The Climate Variability and Predictability (CVP) program supports advances in the development and application of Earth system models and analyses across NOAA for the purpose of building resilience to climate impacts, predicting and projecting change from years to decades in the future, and improving our understanding of and ability to simulate the Earth system.
In this FY23 DRSA NOFO, CVP is soliciting targeted proposals for the following competition: Identify and understand key land-atmosphere processes that influence coupled-model precipitation biases in the continental United States. CVP seeks to improve understanding of physical and dynamic mechanisms over land and their associated changes in extreme weather in the continental United States (CONUS) now and in a changing climate. Through this competition, an expected outcome is to close the gap between models and observations by using existing observations in a coupled model framework to explore the following priority processes: orographic processes, processes important for land-air interactions (e.g., the land-atmosphere transition zone such as upper soil, vegetation, and atmospheric boundary layer),and other land-atmosphere processes, local and/or remote, that influence extreme precipitation events. Common phenomena that affect CONSUS events are tropical storms, extratropical cyclones, atmospheric rivers, and mesoscale convective systems (MCS).
The CVP Program is interested in a process-based approach to identifying and understanding key land-surface processes, land-atmosphere interactions that influence biases and systematic errors in the simulation of CONUS precipitation at the S2S timescales through data analysis, and global or regional modeling experiments. This includes examining how these processes impact/cause model biases and how model biases can be reduced by different approaches. Experimental approaches include but are not limited to: studies of increased model resolution in a coupled model framework, using observations to improve physical parameterizations of unresolved processes, and/or developing new knowledge or theories about processes and multiscale process interactions.
Projects that are most appropriate for the call generally fall in or near the “basic research” or “applied research” levels of technical maturity, i.e., Readiness Levels (RLs) of 1 or 2 RL during the duration of the project. (See details on the NAO 216-105B Policy on Research and Development Transitions).
Collaborations and partnerships with NOAA laboratories, cooperative institutes, and centers are encouraged but not required. Additionally, the use of NOAA models (SPEAR, S-SHiELD, X-SHiELD, UFS, and others) is encouraged but not required. If appropriate, use of observations from NOAA-funded field campaigns and modeling projects is encouraged but not required.

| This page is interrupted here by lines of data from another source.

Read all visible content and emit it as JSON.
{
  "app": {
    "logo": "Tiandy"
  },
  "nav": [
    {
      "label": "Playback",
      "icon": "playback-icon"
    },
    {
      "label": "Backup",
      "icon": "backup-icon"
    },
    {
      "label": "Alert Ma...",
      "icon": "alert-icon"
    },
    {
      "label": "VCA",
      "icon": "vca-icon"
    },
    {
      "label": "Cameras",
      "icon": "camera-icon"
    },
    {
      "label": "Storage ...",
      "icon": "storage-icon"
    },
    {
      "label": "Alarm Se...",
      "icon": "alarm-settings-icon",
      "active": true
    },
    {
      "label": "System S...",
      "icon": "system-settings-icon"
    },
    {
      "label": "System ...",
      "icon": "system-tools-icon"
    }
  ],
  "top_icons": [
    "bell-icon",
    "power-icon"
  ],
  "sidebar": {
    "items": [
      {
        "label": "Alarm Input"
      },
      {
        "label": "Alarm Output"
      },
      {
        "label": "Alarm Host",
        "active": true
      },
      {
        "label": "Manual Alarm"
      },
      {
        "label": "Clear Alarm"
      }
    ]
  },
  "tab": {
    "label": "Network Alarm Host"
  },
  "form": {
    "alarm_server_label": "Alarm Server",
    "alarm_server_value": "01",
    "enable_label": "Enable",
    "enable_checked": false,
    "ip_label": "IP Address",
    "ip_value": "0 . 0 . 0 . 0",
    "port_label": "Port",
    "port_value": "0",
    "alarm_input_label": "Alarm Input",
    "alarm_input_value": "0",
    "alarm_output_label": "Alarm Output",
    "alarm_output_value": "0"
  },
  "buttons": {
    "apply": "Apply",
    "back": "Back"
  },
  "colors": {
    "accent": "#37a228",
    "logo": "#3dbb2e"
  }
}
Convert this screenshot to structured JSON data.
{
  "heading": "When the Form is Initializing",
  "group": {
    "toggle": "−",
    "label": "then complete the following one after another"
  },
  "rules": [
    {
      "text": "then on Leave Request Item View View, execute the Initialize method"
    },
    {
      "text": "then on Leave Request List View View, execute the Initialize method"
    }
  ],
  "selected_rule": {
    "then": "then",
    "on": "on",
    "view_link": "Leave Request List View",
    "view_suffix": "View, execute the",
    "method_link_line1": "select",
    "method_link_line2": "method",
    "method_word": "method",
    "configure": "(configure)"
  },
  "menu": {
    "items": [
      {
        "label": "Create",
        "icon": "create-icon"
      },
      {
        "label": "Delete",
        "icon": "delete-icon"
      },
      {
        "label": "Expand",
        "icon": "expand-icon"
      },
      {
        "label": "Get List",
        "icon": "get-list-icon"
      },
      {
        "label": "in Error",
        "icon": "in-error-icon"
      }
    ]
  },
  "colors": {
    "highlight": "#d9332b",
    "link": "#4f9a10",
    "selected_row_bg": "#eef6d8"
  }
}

The outcome of this competition is to identify and understand where improvements to precipitation prediction can be made. Precipitation prediction supports better forecasting and leads to mitigation of severe impacts of precipitation events. These projects will support the goal of getting NOAA to a future in which it delivers a comprehensive suite of precipitation predictions over various timescales and with high fidelity.